Believe me, you will start to be more aware of what you put in your body and create a better life for yourself. Why don’t people read nutrition labels? Maybe they don’t care or maybe they just don’t know what to look for.

I know that was a problem for me initially; I had to research a lot of the ingredients to know what was bad and what was good for the body.
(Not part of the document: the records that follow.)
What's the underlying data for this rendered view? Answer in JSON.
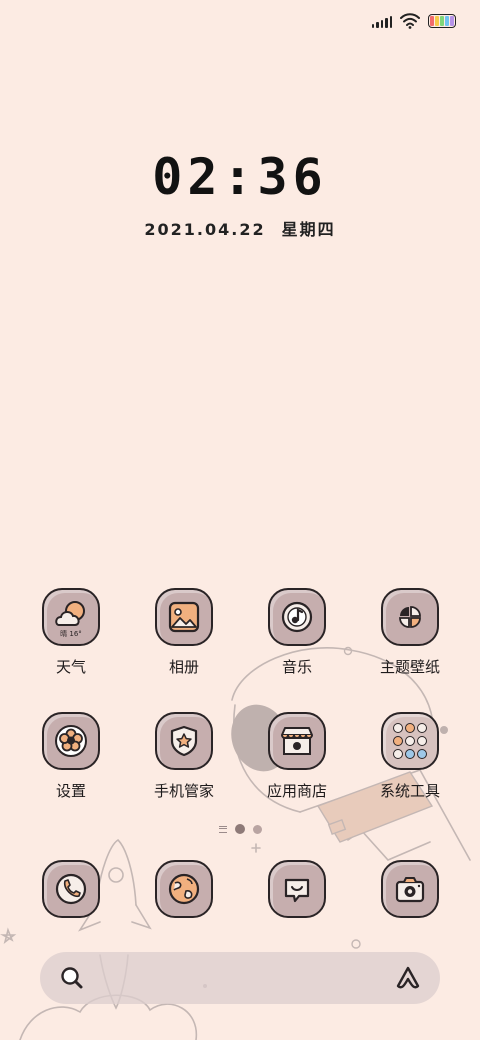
{
  "status_bar": {
    "signal_icon": "signal-bars-icon",
    "wifi_icon": "wifi-icon",
    "battery_icon": "battery-icon",
    "battery_colors": [
      "#f26b6b",
      "#f7c948",
      "#7fd67a",
      "#6ec3f0",
      "#b693e8"
    ]
  },
  "lockclock": {
    "time": "02:36",
    "date": "2021.04.22",
    "weekday": "星期四"
  },
  "weather_widget": {
    "icon_text": "晴 16°"
  },
  "apps": [
    {
      "label": "天气",
      "icon": "weather-icon"
    },
    {
      "label": "相册",
      "icon": "gallery-icon"
    },
    {
      "label": "音乐",
      "icon": "music-icon"
    },
    {
      "label": "主题壁纸",
      "icon": "themes-icon"
    },
    {
      "label": "设置",
      "icon": "settings-icon"
    },
    {
      "label": "手机管家",
      "icon": "security-icon"
    },
    {
      "label": "应用商店",
      "icon": "app-store-icon"
    },
    {
      "label": "系统工具",
      "icon": "folder-icon"
    }
  ],
  "dock": [
    {
      "icon": "phone-icon"
    },
    {
      "icon": "browser-icon"
    },
    {
      "icon": "messages-icon"
    },
    {
      "icon": "camera-icon"
    }
  ],
  "page_indicator": {
    "total_pages": 2,
    "active_page": 1
  },
  "search_bar": {
    "search_icon": "search-icon",
    "assistant_icon": "assistant-icon"
  },
  "colors": {
    "background": "#fcebe3",
    "icon_fill": "#c6aeae",
    "icon_outline": "#2a2426",
    "accent": "#f1b07f"
  }
}
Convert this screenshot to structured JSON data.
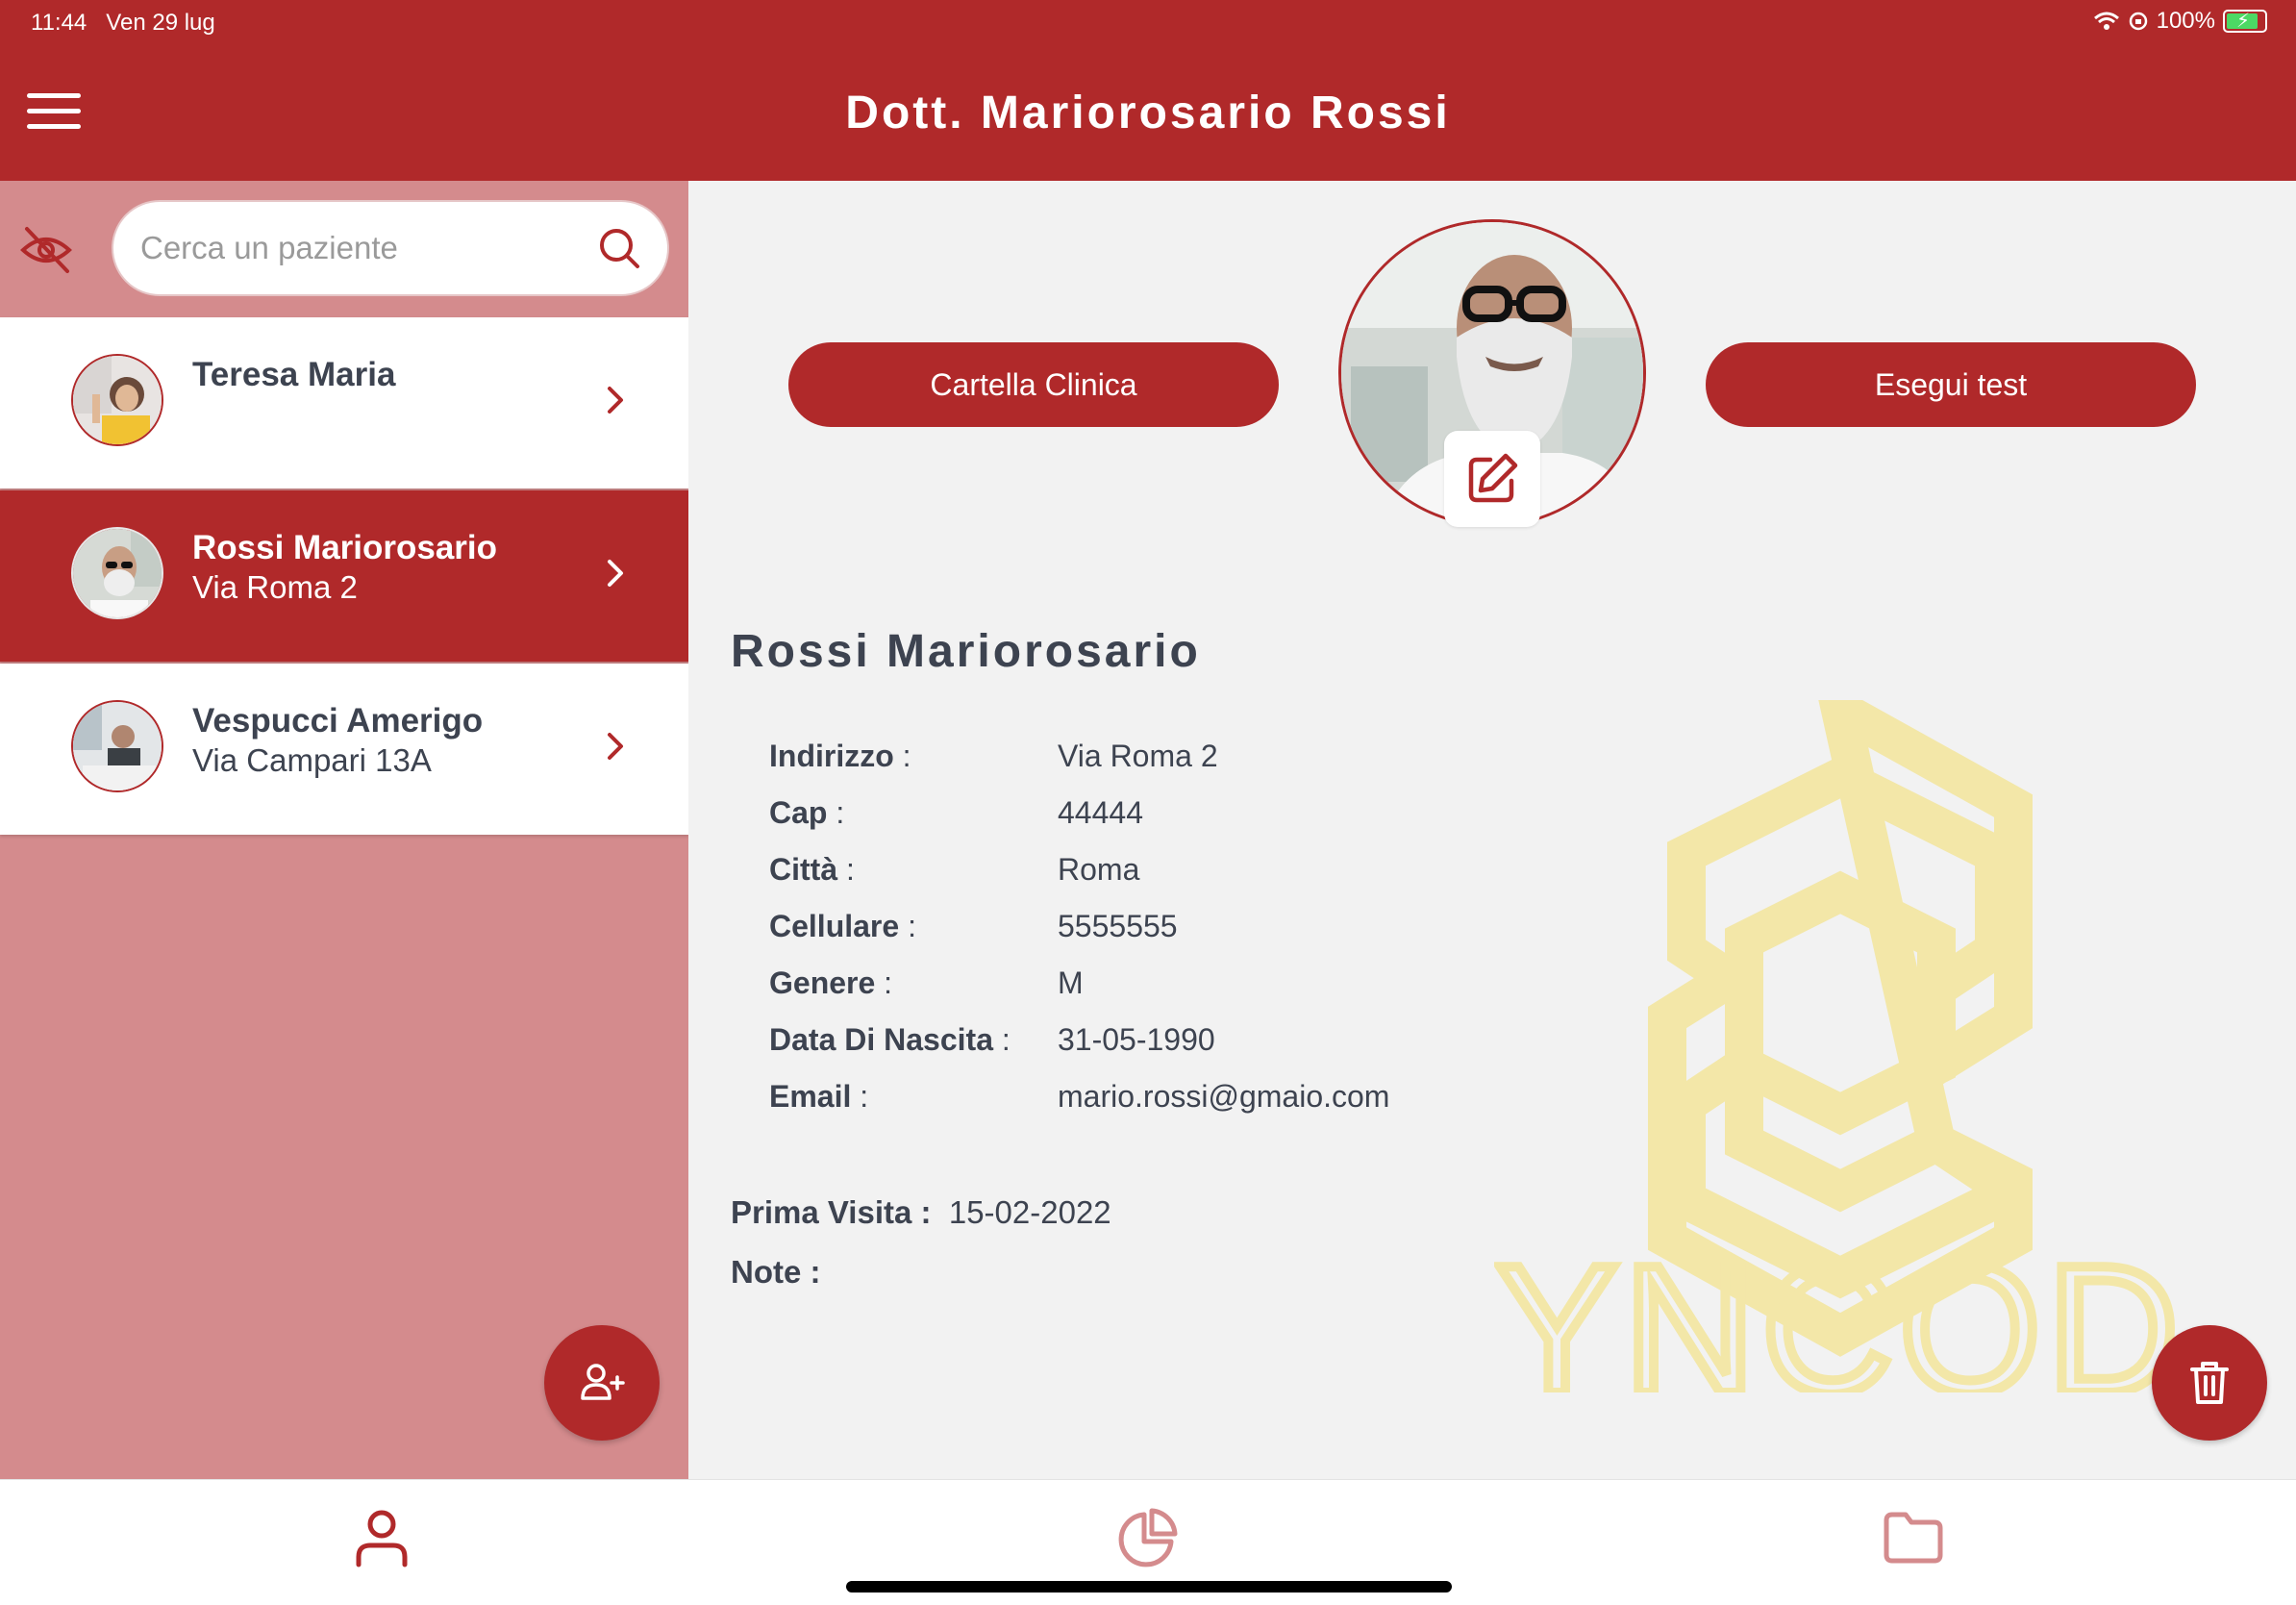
{
  "status_bar": {
    "time": "11:44",
    "date": "Ven 29 lug",
    "battery": "100%"
  },
  "header": {
    "title": "Dott. Mariorosario Rossi"
  },
  "search": {
    "placeholder": "Cerca un paziente"
  },
  "patients": [
    {
      "name": "Teresa Maria",
      "address": ""
    },
    {
      "name": "Rossi Mariorosario",
      "address": "Via Roma 2"
    },
    {
      "name": "Vespucci Amerigo",
      "address": "Via Campari 13A"
    }
  ],
  "actions": {
    "cartella": "Cartella Clinica",
    "esegui": "Esegui test"
  },
  "patient": {
    "full_name": "Rossi Mariorosario",
    "fields": [
      {
        "label": "Indirizzo",
        "value": "Via Roma 2"
      },
      {
        "label": "Cap",
        "value": "44444"
      },
      {
        "label": "Città",
        "value": "Roma"
      },
      {
        "label": "Cellulare",
        "value": "5555555"
      },
      {
        "label": "Genere",
        "value": "M"
      },
      {
        "label": "Data Di Nascita",
        "value": "31-05-1990"
      },
      {
        "label": "Email",
        "value": "mario.rossi@gmaio.com"
      }
    ],
    "first_visit_label": "Prima Visita :",
    "first_visit": "15-02-2022",
    "notes_label": "Note :",
    "label_separator": " :"
  },
  "watermark": {
    "text": "SYNCODE",
    "color": "#f3e7a8"
  },
  "colors": {
    "primary": "#b0292a",
    "sidebar": "#d48b8d",
    "text": "#3d4350"
  }
}
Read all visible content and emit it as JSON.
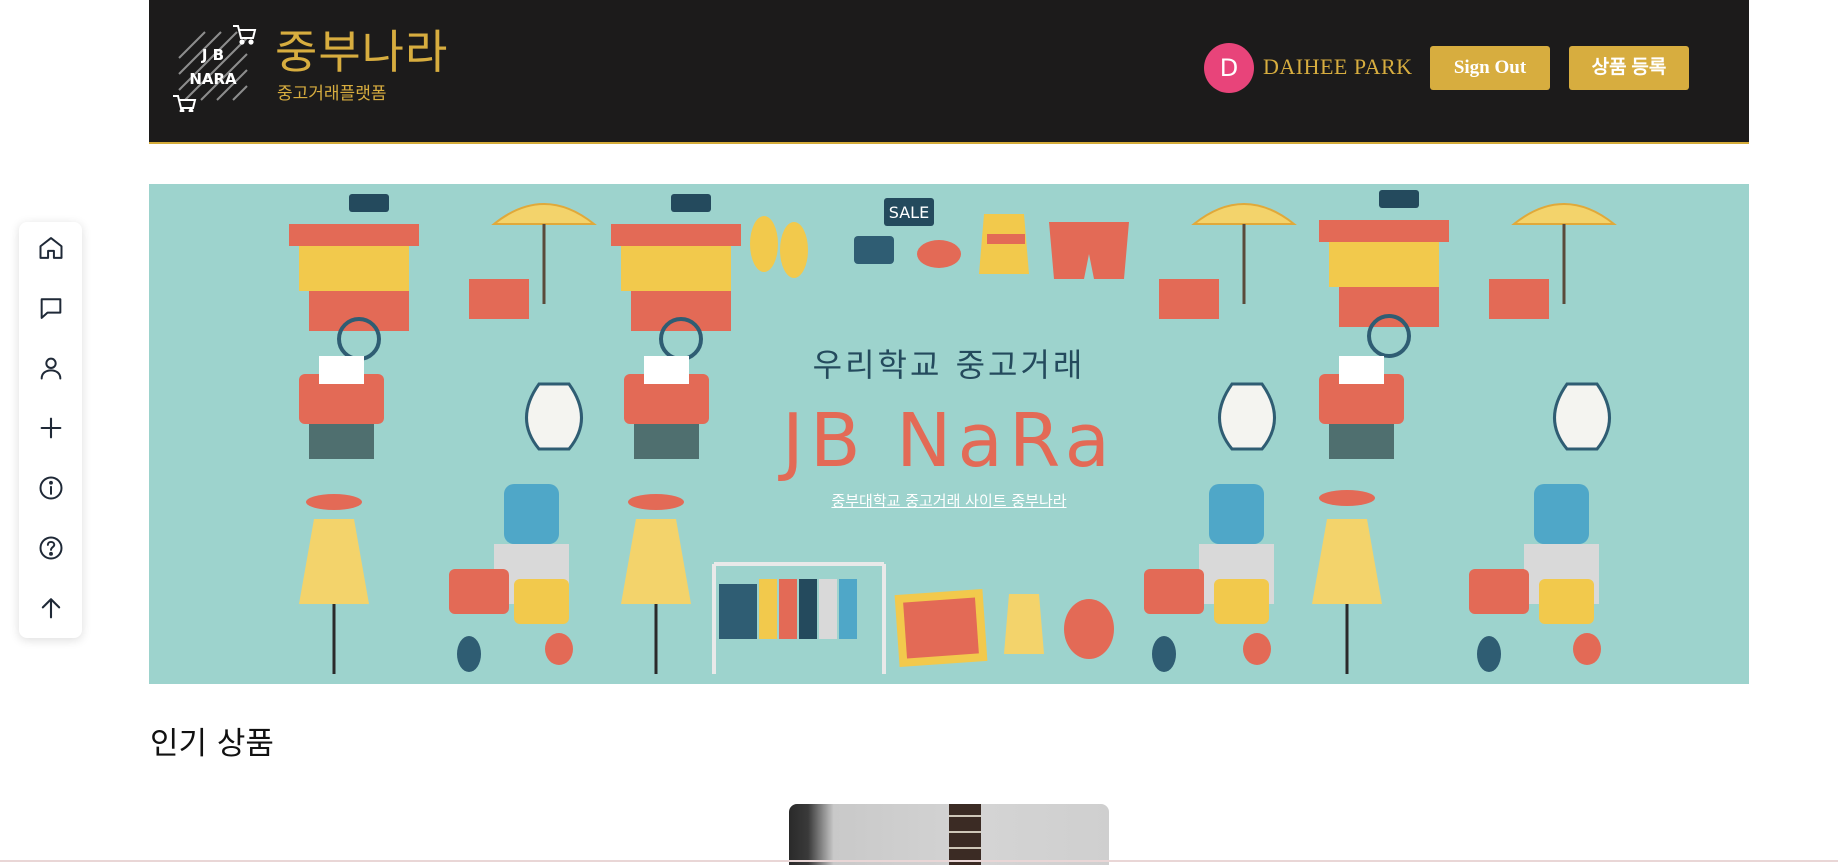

Even till today, there are some ingredients that I’m unfamiliar with.

Many of the additives in our packaged foods haven’t actually been tested by the FDA (US Food and Drug Administration) because they’re recognized as safe.

It’s said that substances “generally recognized” among experts as safe under the conditions of their intended use don’t require FDA testing and approval, leaving room for tons of loopholes for manufacturers to use potentially harmful ingredients in our foods.

Becoming a label expert takes some time, but to start, watch out for these additives to avoid.


Aspartame is an artificial sweetener found in “diet” or “sugar-free” products like diet soda, sugar-free gum and desserts, toothpaste, chewable vitamins, and even cereal.

Artificial sweeteners like this one have been associated with health problems like obesity, headaches, and some types of cancer. It also messes with the balance of our good and bad bacteria in our gut biome, which can affect multiple things from metabolism to mood.

High-Fructose Corn Syrup

A sweetener found in processed foods such as bread, candy, yogurts, salad dressings, canned vegetables, and cereals. This processed version of fructose is toxic to the liver, and too much may cause insulin resistance – a risk factor for diabetes and heart disease.

Monosodium Glutamate (MSG)

MSG is a flavor enhancer found a lot in some Chinese food, potato chips, snacks, cookies, seasonings, canned soup, frozen meals, and lunch meats. This additive is a common migraine trigger and goes hand in hand with high amounts of sodium.

Trans Fat

Trans fat is lab-produced and can be found in processed foods like margarine, chips, crackers, baked goods, and fast foods. It extends shelf life and improves the texture of foods, but with a cost. It is strongly linked to heart disease and diabetes.

Food Dyes: Blue #1 and #2, Red #3 and #40, Yellow #5 (Tartrazine) and #6

These artificial colors can be found in fruit cocktail, maraschino cherries, ice cream, candy, baked goods, American cheese, and a ton more. Some of these petroleum-based dyes have been linked to hyperactivity in children and cancer in lab animals.

Can’t imagine dye would be any better for adults. Thankfully, some companies have natural dyes, and although it’s rare, it exists. So try to avoid dyes as much as possible!

Caramel Color

You will see caramel color in sodas, beer, brown bread, chocolate, cookies, donuts, ice cream, and more. Some caramel color is processed with ammonia, which can produce potentially carcinogenic compound 4-methylimidazole.


Sulfites are preservatives and flavor enhancers found naturally in wine and beer. However, they are added to sodas, juice, condiments, and dried fruit.

The FDA estimates that about 10% of the population is sensitive to these sulfur-based compounds, causing possibly mild hay fever-like symptoms to life-threatening anaphylaxis.

Sodium Nitrate

Sodium nitrate is found in processed meats like hot dogs, lunch meats, bacon, and smoked fish. Some research suggests that it morphs into carcinogenic compounds in the body, but that’s still debatable.

Surprisingly, there are natural sodium nitrates in the form of celery powder.


BHA and BHT are preservatives found in some of our favorite snacks like potato chips, cereal, gum, candy, and Jello. As well as enriched rice, lard, and shortening.

They are manufactured from petroleum, and the National Institutes of Health reports that BHA is a likely human carcinogen.

What other additives do you think we should all try to avoid?